■ Assignment
Looking at the entries underneath, work out how many lines contain "marta". Write only that number.

Page and application data records
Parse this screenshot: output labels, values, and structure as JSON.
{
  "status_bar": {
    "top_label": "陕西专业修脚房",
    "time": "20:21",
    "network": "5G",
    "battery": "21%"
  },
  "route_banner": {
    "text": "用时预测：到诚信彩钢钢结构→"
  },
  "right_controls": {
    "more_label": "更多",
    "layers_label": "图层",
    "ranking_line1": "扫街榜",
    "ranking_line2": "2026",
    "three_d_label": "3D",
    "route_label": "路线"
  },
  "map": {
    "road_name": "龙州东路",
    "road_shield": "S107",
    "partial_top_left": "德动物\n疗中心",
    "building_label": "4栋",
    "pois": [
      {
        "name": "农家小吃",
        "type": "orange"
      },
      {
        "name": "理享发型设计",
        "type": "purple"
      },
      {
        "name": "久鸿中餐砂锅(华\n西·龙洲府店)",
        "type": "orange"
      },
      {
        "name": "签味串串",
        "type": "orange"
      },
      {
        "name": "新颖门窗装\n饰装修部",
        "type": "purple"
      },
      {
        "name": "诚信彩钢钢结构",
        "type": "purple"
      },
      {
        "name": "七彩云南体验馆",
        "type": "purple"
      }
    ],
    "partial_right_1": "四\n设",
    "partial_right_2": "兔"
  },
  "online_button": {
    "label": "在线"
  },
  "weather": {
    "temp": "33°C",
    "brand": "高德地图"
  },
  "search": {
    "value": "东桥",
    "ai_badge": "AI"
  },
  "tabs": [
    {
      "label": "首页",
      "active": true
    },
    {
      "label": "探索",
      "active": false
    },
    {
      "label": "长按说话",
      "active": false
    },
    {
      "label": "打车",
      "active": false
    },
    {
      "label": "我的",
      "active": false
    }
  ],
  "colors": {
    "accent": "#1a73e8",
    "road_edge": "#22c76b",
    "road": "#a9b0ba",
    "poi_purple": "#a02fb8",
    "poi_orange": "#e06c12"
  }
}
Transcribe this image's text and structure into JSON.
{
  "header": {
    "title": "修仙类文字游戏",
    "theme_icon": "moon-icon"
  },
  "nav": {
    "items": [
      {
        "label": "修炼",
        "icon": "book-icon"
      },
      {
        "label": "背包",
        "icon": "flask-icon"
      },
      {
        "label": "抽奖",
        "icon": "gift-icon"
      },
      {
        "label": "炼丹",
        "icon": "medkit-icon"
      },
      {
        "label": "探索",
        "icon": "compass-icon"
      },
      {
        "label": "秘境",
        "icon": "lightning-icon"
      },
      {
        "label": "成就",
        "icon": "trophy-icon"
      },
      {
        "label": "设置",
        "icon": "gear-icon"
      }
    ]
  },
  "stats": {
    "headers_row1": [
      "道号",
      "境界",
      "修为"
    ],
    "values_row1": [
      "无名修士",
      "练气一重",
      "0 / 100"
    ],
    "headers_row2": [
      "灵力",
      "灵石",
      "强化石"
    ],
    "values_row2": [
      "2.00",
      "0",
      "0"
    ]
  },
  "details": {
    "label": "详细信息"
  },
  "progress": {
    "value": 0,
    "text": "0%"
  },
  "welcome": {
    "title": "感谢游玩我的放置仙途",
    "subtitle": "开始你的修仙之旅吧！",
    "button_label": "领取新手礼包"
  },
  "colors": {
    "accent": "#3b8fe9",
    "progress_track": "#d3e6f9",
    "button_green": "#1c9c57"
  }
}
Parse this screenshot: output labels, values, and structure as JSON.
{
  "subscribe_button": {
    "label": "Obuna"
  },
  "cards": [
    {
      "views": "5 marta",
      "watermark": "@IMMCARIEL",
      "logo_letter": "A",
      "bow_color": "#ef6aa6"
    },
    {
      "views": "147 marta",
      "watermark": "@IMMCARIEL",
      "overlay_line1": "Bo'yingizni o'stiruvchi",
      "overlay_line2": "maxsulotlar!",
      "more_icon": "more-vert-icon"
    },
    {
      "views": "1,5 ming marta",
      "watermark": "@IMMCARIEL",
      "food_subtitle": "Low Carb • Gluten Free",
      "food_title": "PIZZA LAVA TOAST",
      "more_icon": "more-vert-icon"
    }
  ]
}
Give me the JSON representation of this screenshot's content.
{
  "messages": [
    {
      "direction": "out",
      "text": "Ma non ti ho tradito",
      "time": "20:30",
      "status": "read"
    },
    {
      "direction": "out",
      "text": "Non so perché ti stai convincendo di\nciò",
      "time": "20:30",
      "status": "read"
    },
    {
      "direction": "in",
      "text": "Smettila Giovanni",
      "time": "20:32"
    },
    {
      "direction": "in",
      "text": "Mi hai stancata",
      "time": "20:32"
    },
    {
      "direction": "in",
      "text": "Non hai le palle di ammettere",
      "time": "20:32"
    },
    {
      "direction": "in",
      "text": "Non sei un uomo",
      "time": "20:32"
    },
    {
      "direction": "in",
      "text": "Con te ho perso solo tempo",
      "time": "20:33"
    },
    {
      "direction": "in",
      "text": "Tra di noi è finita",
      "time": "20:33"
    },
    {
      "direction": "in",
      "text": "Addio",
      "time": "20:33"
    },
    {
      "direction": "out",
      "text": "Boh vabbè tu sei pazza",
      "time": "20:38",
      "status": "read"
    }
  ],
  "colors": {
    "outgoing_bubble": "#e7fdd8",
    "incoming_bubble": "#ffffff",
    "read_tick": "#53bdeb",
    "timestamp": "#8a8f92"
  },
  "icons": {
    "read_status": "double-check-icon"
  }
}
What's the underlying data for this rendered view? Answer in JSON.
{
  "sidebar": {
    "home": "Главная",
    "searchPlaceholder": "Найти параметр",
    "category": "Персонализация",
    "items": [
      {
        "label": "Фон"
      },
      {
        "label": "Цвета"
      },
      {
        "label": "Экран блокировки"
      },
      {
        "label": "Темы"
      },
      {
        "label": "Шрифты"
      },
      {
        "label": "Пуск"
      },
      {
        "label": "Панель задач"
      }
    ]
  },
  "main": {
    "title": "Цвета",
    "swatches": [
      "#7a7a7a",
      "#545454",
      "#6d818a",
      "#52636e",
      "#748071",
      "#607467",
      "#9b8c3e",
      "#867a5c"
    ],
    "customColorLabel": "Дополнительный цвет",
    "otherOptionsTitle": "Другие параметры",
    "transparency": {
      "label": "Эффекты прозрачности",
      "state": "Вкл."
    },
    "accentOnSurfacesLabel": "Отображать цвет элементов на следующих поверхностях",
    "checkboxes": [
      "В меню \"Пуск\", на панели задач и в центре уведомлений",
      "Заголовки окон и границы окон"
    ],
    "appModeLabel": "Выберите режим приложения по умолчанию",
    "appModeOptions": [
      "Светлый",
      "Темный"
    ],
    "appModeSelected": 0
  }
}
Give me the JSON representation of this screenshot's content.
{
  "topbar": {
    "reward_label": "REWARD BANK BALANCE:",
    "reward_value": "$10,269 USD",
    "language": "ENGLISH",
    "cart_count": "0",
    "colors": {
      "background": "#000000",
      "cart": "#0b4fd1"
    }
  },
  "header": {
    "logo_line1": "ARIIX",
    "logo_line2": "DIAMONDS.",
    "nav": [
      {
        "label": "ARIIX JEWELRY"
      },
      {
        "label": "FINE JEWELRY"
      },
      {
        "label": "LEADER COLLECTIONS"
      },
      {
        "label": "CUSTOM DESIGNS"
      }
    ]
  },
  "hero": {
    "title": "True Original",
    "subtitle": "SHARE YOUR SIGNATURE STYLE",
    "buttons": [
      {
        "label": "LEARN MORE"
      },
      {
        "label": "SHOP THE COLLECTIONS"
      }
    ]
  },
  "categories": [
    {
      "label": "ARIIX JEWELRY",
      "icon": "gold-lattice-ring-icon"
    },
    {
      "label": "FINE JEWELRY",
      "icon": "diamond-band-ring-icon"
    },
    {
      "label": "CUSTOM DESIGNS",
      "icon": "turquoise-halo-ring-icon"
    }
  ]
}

■ Solution to this exercise
3